These are just the features that I used over the weekend and really loved. I saw some other stuff in the menus that I think I'll like, but will wait to comment on those until after I've used the feature.
Don't take my word for it, download your own trial version and see what you think. It's available for both Windows and Mac now! Just don't give up if the tutorial confuses you, like I almost did.
And if you decide to buy, S.M. Worth has a coupon code on his blog for 20% off. He also has lots of other great stuff!
If you've ever been to my house, you may have seen some antique steamer trunks in various places. (We actually only have two in use in this house, the others are in storage.) One of them is full of shoes and doubles as a bench in the entry way. The other day, I went through it and donated a bunch of shoes to Goodwill since the shoes no longer fit. The other trunk is hiding in the corner of the living room, behind the kids' toybox. In there are 15 years of accumulated scribbles. Notebooks, multiple revisions of various stories are in there. I'm not sure why I've kept them all this time, but I really like looking at my scribbled up pages.
Today, I reached my writing goal earlier than normal, so I decided it was time to start sorting that out.
So far, I've scanned four stories scribbled on notebook paper, one story that's 90 pages long (typed yet not saved in my backups), and a couple of pages of ideas I'd scribbled and never developed. My goal is to clean out the trunk, yet have everything I can't part with stored on CDs. That'll free up the Trunk O' Writing Junk" for other purposes.

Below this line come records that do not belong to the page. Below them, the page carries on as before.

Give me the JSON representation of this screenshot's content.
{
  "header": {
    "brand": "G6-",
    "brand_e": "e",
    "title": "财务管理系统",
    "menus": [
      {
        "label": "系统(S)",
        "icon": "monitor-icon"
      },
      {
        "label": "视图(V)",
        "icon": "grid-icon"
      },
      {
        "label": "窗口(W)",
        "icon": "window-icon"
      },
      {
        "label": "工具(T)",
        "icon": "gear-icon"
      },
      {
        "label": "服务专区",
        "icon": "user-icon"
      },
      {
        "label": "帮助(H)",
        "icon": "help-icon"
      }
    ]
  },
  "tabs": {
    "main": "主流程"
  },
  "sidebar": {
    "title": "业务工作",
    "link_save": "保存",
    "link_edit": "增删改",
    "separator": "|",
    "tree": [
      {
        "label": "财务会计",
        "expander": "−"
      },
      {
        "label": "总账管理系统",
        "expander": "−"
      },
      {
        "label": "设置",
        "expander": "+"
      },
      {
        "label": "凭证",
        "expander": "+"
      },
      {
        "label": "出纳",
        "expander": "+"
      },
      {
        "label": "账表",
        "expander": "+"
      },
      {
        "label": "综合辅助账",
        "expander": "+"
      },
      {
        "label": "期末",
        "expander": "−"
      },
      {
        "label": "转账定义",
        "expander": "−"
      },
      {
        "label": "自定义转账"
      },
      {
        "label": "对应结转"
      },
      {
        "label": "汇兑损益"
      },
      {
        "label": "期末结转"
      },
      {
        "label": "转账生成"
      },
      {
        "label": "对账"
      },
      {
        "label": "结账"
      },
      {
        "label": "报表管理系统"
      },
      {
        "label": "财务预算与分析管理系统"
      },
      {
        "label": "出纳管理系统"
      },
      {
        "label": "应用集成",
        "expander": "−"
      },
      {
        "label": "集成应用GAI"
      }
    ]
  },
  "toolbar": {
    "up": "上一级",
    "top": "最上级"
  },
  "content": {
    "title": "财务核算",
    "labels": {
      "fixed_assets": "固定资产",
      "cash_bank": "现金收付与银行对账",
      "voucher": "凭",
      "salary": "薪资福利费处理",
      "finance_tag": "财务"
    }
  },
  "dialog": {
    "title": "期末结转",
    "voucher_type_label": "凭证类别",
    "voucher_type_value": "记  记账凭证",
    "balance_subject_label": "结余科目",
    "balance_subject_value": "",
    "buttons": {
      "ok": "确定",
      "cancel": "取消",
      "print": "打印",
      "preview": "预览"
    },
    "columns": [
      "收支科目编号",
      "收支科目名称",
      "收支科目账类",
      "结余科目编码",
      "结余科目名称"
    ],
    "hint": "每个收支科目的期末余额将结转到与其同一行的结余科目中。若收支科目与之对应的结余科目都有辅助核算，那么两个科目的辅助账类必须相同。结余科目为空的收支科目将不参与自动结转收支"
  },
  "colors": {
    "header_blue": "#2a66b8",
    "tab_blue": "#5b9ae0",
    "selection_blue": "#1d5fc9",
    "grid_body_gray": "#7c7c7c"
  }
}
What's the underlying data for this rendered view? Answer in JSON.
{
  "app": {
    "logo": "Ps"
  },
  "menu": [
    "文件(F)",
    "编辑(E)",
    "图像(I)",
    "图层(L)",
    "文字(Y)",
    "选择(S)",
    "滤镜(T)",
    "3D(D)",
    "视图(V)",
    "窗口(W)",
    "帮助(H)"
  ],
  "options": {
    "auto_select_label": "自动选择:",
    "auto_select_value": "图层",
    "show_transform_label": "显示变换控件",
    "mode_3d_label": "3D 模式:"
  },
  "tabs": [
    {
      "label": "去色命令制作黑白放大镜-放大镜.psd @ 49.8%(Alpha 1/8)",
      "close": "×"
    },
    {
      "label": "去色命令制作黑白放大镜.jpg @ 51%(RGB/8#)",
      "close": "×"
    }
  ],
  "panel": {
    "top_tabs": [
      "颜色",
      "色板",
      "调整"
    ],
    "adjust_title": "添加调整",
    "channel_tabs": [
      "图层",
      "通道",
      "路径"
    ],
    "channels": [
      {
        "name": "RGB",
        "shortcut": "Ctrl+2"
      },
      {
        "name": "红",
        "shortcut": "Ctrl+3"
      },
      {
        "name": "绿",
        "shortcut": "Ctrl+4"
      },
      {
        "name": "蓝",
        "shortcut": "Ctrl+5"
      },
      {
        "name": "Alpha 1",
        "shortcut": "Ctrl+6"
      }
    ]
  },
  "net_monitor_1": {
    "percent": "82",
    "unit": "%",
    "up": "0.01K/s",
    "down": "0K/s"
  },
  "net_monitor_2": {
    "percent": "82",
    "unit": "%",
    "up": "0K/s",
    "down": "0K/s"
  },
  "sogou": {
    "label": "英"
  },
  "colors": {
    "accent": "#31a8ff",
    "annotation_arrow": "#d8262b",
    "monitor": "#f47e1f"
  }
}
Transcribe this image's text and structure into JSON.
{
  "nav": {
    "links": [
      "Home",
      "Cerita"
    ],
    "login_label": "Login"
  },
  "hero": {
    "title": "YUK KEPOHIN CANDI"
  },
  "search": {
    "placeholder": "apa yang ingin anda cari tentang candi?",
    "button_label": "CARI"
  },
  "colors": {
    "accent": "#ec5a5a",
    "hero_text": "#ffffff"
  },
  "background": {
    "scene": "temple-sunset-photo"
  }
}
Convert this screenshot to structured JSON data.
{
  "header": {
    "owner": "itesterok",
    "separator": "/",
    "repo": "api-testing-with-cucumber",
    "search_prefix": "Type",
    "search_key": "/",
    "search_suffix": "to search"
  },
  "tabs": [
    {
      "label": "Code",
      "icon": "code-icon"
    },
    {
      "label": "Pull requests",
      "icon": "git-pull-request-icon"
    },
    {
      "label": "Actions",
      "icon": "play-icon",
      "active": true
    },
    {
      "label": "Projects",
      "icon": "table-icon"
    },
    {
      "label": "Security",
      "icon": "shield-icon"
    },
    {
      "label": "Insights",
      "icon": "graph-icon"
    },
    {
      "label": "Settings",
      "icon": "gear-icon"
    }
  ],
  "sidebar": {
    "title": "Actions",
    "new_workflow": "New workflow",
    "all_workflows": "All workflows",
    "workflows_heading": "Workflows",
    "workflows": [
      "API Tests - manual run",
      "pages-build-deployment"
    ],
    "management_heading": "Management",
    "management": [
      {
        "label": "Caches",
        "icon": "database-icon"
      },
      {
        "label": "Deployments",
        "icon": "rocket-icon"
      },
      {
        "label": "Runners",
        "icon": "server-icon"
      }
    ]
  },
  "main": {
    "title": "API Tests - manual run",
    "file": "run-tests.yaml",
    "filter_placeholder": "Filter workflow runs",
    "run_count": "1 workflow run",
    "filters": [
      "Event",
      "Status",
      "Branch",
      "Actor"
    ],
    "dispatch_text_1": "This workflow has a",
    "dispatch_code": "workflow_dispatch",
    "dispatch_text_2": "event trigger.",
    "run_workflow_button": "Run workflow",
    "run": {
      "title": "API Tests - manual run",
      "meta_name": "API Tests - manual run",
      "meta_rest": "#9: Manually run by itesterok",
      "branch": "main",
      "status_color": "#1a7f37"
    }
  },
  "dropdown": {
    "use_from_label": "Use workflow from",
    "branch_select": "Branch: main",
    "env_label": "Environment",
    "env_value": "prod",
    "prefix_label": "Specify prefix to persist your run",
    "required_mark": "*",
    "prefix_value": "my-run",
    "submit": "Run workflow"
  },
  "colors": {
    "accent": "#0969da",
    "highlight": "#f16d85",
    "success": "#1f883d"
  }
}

What about you? Do you have boxes and boxes of paper that you can't bear to part with?